The task
Every line that contains the word "velocity" should be copied from the records below.

Page and application data records
──────────────────────────────
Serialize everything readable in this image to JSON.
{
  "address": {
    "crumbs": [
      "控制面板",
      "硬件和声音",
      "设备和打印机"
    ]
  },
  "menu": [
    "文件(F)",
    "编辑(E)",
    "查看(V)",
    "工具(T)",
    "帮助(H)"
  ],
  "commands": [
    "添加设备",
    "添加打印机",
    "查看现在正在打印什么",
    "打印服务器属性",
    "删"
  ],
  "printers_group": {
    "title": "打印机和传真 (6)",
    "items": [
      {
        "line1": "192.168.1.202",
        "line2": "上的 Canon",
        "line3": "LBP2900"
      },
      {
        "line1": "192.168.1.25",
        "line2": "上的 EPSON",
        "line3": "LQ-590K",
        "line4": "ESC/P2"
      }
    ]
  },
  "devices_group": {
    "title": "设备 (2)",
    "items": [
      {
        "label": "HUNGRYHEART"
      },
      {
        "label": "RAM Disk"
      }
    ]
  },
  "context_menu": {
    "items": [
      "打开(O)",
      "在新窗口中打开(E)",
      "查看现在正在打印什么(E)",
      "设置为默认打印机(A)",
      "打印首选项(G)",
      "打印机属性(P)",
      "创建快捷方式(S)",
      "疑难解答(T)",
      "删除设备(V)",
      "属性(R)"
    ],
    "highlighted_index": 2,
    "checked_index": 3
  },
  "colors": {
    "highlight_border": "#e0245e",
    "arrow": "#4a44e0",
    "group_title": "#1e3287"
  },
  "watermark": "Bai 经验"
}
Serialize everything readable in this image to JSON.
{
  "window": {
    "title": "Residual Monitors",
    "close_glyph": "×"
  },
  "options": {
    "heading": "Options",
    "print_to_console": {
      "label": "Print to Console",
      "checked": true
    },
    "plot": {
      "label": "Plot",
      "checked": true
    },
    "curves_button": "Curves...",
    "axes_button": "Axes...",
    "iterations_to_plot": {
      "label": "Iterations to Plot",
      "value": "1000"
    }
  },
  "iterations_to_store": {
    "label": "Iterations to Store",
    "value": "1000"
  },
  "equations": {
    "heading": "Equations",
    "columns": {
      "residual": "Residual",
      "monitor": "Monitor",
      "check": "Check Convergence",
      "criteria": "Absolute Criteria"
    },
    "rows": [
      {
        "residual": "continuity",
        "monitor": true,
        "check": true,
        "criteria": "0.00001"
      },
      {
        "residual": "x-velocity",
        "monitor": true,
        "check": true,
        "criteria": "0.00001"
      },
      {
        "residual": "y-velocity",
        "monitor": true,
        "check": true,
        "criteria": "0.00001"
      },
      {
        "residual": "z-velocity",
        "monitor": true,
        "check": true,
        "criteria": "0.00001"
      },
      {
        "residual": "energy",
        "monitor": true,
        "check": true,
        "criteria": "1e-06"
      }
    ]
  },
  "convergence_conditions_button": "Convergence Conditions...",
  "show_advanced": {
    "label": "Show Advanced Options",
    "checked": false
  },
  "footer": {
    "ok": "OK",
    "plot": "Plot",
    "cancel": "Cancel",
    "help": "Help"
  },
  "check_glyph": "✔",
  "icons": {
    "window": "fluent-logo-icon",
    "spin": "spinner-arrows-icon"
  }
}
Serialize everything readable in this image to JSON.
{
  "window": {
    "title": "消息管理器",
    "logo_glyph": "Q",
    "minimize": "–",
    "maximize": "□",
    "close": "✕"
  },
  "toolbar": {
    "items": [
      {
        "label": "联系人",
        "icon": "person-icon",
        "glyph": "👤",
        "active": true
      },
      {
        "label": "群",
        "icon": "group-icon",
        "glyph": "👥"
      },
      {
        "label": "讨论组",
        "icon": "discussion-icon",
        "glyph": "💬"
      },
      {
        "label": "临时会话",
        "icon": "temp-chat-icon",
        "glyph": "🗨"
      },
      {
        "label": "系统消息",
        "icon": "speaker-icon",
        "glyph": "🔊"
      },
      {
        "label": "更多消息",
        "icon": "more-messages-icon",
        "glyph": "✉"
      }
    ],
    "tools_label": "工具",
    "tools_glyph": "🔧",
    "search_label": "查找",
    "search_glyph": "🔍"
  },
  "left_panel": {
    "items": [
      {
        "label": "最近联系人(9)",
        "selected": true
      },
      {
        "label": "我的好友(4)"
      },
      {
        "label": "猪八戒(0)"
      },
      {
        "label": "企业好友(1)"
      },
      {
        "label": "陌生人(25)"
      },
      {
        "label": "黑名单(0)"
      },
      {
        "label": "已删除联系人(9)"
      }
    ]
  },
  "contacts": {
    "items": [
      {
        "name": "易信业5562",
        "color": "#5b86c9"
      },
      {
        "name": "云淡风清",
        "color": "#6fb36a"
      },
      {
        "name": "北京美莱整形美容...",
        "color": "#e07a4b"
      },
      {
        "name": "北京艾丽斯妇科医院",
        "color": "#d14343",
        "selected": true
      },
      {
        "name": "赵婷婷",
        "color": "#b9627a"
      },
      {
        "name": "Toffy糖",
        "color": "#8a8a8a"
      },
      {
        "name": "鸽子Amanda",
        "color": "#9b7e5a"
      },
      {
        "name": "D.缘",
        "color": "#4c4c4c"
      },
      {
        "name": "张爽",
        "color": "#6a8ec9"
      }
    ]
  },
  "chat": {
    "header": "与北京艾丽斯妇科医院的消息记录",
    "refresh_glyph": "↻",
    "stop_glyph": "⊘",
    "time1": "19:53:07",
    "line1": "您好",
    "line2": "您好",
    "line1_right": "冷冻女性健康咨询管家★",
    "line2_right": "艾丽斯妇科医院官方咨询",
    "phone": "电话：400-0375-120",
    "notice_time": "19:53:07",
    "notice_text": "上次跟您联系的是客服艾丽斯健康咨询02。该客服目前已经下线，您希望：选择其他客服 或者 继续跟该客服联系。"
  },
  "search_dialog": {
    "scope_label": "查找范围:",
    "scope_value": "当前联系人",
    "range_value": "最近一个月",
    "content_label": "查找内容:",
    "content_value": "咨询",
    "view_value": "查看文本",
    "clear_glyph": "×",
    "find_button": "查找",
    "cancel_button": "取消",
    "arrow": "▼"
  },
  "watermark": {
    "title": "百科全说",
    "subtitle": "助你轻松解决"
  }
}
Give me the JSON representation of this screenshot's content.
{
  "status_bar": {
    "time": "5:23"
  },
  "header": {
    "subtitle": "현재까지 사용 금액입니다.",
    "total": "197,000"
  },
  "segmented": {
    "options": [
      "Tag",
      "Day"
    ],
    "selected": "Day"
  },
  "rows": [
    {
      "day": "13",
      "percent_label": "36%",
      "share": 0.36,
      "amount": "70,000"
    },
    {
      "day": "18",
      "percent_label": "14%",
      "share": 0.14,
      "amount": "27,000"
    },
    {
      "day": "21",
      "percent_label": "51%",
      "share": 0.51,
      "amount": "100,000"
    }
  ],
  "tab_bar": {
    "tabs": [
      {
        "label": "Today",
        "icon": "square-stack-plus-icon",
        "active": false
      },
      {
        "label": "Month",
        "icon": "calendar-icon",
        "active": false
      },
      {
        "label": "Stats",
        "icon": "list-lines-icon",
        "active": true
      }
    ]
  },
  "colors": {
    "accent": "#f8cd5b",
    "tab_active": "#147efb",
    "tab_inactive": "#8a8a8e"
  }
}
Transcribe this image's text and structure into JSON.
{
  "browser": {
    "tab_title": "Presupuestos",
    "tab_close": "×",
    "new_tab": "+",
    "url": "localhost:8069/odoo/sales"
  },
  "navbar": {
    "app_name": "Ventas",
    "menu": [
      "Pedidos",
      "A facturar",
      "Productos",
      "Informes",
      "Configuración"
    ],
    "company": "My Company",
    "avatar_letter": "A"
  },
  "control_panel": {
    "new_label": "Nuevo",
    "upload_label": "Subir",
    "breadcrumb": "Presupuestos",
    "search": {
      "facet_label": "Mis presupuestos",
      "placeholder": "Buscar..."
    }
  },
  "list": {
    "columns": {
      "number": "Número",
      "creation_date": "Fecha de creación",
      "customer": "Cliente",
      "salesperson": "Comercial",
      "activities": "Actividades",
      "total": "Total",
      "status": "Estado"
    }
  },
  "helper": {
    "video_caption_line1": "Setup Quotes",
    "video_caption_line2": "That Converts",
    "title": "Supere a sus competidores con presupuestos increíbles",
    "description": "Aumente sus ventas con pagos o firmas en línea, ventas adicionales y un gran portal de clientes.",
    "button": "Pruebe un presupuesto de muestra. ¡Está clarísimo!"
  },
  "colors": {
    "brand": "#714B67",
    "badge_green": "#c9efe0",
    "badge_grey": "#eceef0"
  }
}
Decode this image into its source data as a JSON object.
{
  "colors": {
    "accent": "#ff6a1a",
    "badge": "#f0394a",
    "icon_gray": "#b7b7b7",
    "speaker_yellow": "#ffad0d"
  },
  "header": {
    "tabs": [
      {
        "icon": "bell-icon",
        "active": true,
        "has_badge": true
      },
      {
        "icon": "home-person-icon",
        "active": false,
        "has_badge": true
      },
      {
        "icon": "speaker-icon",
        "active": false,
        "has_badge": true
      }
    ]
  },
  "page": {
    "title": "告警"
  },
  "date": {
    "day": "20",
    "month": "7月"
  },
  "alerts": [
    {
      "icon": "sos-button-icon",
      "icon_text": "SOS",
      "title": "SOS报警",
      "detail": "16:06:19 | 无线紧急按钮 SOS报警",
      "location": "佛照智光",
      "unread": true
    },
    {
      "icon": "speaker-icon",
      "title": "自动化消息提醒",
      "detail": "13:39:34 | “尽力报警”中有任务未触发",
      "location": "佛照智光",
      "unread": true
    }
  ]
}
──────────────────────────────
Exercise result
        "residual": "x-velocity",
        "residual": "y-velocity",
        "residual": "z-velocity",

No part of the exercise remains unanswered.